There was tremendously fierce competition with German and English research institutions in the field of crystallization research. The leading edge of this research swung back and forth internationally. The PSⅡ structure was successfully resolved to a level of 3.8Å (Ångstroms. 1Å is 0.1 nanometer. The smaller the value, the more precise the analysis) by the German team in 2001, after which it was resolved by Professor Shen (during he participated in a project) to 3.7Å in 2003, then to 3.5Å by the U.K. in 2004, to 3.0Å by Germany in 2005, and to 2.9Å by Germany again in 2009. In the midst of this seemingly impossible situation, Professor Shen's hard work and dedication finally paid off in 2011, when he rewrote the record books by resolving the structure to the 1.9Å level: a remarkable result indeed.

This 1.9Å value is extremely significant. In truth, the structural layout at the atomic level was actually unknowable at all previous resolutions. However, at the 1.9Å level, it became possible to investigate the type of every single atom, as well as the distance between each atom. As a result of this analysis, it was discovered that the center of the PS Ⅱ enzyme evolution reaction formed an unstable structure resembling a deformed chair comprising four manganese atoms, one calcium atom, and five oxygen atoms. This moment of enlightenment was the breakthrough in 200 years of mystery in the field of photosynthesis research.

The oxygen-evolving catalytic center of "distorted chair structure"


Structure of the oxygen-evolving catalytic center of PS Ⅱ was revealed by Professor Shen. It was found that the catalytic center of PSⅡ consists of four manganese, one calcium, and five oxygen atoms have shape similar to a distorted chair.

Solving the world's energy problems: working toward artificial photosynthesis

The very instability of the structure at the center of the PS Ⅱ reaction is expected to be the long-pursued key to its oxygen generation mechanism. Professor Shen is proceeding further with his research in order to verify this hypothesis. If techniques for artificial photosynthesis can be established in future, then instead of carbon dioxide-generating substances of petroleum and coal, we may be able to achieve clean energy in the truest sense of the words.

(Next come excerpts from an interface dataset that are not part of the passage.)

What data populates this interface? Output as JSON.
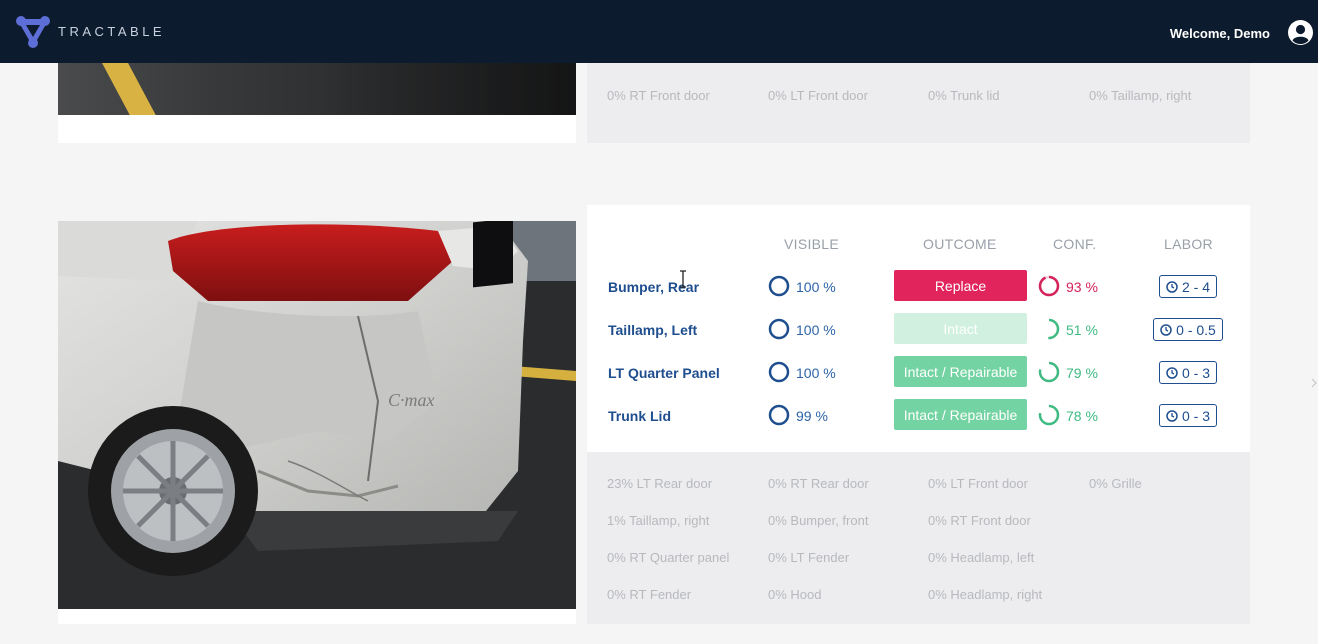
{
  "header": {
    "brand": "TRACTABLE",
    "welcome": "Welcome, Demo"
  },
  "colors": {
    "header_bg": "#0d1b2e",
    "accent_blue": "#1f4e8f",
    "replace": "#e2245c",
    "intact_repairable": "#74d3a2",
    "intact_faded": "#d1f0df",
    "conf_red": "#d4225a",
    "conf_green": "#3fba82"
  },
  "card1": {
    "other_parts": [
      "0% RT Front door",
      "0% LT Front door",
      "0% Trunk lid",
      "0% Taillamp, right"
    ]
  },
  "card2": {
    "columns": {
      "visible": "VISIBLE",
      "outcome": "OUTCOME",
      "conf": "CONF.",
      "labor": "LABOR"
    },
    "rows": [
      {
        "part": "Bumper, Rear",
        "visible": "100 %",
        "visible_fraction": 1.0,
        "outcome": "Replace",
        "outcome_style": "replace",
        "conf": "93 %",
        "conf_fraction": 0.93,
        "labor": "2 - 4"
      },
      {
        "part": "Taillamp, Left",
        "visible": "100 %",
        "visible_fraction": 1.0,
        "outcome": "Intact",
        "outcome_style": "intact_faded",
        "conf": "51 %",
        "conf_fraction": 0.51,
        "labor": "0 - 0.5"
      },
      {
        "part": "LT Quarter Panel",
        "visible": "100 %",
        "visible_fraction": 1.0,
        "outcome": "Intact / Repairable",
        "outcome_style": "intact_repairable",
        "conf": "79 %",
        "conf_fraction": 0.79,
        "labor": "0 - 3"
      },
      {
        "part": "Trunk Lid",
        "visible": "99 %",
        "visible_fraction": 0.99,
        "outcome": "Intact / Repairable",
        "outcome_style": "intact_repairable",
        "conf": "78 %",
        "conf_fraction": 0.78,
        "labor": "0 - 3"
      }
    ],
    "other_parts": [
      [
        "23% LT Rear door",
        "0% RT Rear door",
        "0% LT Front door",
        "0% Grille"
      ],
      [
        "1% Taillamp, right",
        "0% Bumper, front",
        "0% RT Front door"
      ],
      [
        "0% RT Quarter panel",
        "0% LT Fender",
        "0% Headlamp, left"
      ],
      [
        "0% RT Fender",
        "0% Hood",
        "0% Headlamp, right"
      ]
    ]
  }
}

Photosynthesis is the foundation and source of all life and activity, and countless organisms owe their existence to it. However, one day it may support our daily lives even further as the foundation stone of energy in the future.